### Task goal
Please go through the records below and return every line holding the word "kbtcoe".

[Saved entries]
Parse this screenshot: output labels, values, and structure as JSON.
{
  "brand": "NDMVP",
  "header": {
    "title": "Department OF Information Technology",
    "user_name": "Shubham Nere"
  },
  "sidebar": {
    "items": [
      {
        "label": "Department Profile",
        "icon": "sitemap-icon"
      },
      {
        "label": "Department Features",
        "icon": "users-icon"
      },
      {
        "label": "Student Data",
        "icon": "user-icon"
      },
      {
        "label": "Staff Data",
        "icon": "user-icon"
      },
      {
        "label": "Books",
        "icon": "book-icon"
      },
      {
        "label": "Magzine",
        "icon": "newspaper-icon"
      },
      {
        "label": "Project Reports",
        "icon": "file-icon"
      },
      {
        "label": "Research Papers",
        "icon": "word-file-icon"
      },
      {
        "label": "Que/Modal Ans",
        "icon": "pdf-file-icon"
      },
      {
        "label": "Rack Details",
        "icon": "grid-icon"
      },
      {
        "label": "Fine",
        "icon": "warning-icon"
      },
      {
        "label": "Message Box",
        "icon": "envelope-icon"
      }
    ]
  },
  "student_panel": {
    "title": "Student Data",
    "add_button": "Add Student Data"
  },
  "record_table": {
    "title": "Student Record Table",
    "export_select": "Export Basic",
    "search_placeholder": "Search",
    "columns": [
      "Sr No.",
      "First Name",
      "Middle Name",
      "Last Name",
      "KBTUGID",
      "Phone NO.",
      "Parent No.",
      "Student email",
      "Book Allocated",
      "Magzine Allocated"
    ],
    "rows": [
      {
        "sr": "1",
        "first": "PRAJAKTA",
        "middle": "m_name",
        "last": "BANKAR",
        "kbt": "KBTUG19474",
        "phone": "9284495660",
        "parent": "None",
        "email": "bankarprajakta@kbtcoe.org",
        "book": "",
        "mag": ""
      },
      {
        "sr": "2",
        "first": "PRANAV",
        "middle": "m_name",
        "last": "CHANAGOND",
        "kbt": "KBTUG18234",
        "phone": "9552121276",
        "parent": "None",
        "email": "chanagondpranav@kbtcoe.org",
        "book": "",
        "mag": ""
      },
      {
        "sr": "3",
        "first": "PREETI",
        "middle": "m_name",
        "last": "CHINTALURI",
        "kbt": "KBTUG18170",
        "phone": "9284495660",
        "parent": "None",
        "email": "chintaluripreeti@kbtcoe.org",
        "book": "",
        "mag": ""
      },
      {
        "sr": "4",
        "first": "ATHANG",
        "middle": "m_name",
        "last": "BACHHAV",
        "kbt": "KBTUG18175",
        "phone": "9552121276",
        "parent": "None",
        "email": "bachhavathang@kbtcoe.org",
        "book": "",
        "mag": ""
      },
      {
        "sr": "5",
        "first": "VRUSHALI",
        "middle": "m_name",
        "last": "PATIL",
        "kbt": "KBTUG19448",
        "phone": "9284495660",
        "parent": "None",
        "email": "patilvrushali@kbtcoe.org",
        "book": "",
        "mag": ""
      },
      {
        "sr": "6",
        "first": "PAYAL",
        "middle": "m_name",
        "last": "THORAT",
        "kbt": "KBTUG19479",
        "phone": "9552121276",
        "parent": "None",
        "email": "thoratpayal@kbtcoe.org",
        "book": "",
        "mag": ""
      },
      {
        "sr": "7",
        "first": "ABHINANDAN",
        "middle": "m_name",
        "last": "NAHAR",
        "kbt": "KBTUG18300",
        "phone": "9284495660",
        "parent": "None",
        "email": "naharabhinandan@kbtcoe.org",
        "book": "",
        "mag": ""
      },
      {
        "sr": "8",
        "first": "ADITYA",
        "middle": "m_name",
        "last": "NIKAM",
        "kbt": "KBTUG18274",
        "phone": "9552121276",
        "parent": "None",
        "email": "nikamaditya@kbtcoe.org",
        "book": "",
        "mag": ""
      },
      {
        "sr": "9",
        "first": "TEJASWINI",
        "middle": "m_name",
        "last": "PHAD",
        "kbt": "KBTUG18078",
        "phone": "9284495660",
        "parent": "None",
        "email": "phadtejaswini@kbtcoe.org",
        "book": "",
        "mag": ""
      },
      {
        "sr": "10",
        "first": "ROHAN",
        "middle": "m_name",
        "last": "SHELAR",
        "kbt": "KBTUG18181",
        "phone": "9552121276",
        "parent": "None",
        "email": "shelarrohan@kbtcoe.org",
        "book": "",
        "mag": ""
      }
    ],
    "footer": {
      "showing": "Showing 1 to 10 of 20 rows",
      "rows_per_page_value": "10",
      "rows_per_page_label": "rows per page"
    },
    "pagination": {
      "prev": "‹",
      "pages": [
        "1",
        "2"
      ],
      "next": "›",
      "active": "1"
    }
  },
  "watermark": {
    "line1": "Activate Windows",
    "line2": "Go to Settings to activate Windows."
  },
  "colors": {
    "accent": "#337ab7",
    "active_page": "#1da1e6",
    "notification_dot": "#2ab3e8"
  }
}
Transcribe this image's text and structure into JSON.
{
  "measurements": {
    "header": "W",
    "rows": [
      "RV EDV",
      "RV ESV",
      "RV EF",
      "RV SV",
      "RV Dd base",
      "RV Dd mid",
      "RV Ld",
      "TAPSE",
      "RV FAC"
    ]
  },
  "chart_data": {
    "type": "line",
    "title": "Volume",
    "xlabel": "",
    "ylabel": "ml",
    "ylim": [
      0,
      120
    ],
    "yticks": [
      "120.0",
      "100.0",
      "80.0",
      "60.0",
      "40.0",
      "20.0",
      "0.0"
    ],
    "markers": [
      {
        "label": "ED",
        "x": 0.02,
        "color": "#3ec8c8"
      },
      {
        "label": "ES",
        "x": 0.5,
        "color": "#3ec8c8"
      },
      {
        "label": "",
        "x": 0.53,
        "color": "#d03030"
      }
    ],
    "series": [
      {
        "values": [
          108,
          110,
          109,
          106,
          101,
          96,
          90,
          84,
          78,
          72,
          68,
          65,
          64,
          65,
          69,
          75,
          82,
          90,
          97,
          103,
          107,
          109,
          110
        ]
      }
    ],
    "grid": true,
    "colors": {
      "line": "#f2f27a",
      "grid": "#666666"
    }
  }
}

### Result of the exercise
        "email": "bankarprajakta@kbtcoe.org",
        "email": "chanagondpranav@kbtcoe.org",
        "email": "chintaluripreeti@kbtcoe.org",
        "email": "bachhavathang@kbtcoe.org",
        "email": "patilvrushali@kbtcoe.org",
        "email": "thoratpayal@kbtcoe.org",
        "email": "naharabhinandan@kbtcoe.org",
        "email": "nikamaditya@kbtcoe.org",
        "email": "phadtejaswini@kbtcoe.org",
        "email": "shelarrohan@kbtcoe.org",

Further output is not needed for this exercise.